◆ TASK TO COMPLETE: Copy all lines containing the string "meta" from the records below.

---*---

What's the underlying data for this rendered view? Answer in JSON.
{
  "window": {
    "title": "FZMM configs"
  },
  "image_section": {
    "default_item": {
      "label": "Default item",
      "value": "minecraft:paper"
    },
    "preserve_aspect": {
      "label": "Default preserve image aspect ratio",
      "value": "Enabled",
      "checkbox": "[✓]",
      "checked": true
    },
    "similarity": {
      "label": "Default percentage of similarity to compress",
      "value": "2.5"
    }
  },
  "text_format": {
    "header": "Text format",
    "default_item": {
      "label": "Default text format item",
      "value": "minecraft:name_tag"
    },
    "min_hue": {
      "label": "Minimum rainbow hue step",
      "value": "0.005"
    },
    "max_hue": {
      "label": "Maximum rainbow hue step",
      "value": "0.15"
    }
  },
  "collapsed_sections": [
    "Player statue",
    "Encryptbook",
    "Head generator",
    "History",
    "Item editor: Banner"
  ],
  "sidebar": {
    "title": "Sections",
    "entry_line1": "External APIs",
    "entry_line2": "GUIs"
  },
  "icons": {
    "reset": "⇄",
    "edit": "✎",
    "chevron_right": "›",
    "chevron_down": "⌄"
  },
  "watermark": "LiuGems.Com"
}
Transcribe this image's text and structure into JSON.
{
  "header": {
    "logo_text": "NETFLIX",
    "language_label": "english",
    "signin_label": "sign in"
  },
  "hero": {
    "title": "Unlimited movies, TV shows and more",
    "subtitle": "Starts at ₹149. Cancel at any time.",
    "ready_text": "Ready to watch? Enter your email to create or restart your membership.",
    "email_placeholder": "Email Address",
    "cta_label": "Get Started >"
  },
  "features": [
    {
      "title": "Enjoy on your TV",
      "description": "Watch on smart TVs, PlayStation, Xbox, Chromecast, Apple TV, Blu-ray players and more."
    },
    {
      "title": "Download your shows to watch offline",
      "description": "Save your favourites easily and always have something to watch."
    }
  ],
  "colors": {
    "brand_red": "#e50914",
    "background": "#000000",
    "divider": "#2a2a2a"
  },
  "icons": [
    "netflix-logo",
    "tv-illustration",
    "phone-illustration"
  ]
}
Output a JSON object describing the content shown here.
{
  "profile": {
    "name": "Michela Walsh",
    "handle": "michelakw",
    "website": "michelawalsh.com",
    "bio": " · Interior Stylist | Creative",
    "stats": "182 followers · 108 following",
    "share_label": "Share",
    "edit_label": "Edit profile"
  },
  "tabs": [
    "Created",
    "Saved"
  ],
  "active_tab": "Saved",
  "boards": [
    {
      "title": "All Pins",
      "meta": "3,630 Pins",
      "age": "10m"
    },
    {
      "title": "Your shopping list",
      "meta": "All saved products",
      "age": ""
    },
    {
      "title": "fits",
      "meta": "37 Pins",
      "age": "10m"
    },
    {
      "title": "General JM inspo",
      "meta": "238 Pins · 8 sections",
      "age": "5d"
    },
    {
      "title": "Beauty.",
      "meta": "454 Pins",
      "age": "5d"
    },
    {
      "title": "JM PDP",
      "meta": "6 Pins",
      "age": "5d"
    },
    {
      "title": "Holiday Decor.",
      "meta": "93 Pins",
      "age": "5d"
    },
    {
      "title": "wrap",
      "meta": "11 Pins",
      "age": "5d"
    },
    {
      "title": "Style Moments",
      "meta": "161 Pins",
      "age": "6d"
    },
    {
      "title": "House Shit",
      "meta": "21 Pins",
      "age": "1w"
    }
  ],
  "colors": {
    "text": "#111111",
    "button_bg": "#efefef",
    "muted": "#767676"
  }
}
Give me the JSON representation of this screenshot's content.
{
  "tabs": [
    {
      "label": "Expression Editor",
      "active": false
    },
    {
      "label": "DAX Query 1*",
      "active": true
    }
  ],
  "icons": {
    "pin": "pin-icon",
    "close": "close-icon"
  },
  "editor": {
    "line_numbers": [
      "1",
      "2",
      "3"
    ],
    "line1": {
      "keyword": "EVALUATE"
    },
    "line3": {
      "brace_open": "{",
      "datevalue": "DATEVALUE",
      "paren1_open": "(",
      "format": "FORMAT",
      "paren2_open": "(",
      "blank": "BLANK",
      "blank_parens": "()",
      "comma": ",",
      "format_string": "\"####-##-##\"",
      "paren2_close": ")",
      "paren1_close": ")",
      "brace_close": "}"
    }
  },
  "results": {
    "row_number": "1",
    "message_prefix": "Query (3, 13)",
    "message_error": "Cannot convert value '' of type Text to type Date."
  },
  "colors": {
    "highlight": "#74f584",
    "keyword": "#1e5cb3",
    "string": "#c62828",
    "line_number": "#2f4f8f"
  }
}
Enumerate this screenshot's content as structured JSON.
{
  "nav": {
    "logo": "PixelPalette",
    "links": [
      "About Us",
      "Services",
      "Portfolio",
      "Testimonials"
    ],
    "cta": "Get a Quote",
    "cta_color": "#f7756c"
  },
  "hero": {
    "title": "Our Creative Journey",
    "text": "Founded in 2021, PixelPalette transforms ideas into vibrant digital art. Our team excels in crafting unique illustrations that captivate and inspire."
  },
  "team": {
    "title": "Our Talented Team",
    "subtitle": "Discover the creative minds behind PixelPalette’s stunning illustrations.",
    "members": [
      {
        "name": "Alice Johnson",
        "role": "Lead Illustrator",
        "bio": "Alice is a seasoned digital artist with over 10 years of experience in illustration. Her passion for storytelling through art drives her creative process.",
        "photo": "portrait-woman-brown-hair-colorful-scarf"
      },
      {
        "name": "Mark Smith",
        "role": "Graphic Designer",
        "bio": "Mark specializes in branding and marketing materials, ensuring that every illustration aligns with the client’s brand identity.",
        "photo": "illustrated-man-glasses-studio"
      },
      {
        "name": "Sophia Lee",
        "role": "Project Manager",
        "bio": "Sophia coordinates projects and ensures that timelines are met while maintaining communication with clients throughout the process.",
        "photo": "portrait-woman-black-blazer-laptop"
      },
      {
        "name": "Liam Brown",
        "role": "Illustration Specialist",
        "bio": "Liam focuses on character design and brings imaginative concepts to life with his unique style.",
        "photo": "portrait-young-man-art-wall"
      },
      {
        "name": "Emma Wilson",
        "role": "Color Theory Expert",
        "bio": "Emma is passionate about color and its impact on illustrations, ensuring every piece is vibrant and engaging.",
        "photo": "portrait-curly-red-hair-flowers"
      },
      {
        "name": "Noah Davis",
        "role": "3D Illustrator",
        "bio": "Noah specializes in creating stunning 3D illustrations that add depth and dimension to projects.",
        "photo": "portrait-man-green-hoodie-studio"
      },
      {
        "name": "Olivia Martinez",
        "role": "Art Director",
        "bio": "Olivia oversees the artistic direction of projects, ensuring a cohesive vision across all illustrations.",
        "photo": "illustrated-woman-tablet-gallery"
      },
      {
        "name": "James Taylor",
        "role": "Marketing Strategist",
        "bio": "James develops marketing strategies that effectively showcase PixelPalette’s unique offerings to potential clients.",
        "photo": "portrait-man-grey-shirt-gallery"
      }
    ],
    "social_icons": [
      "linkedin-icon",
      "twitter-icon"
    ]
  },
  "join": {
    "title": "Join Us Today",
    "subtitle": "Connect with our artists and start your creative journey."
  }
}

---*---

◆ TASK SOLUTION:
      "meta": "3,630 Pins",
      "meta": "All saved products",
      "meta": "37 Pins",
      "meta": "238 Pins · 8 sections",
      "meta": "454 Pins",
      "meta": "6 Pins",
      "meta": "93 Pins",
      "meta": "11 Pins",
      "meta": "161 Pins",
      "meta": "21 Pins",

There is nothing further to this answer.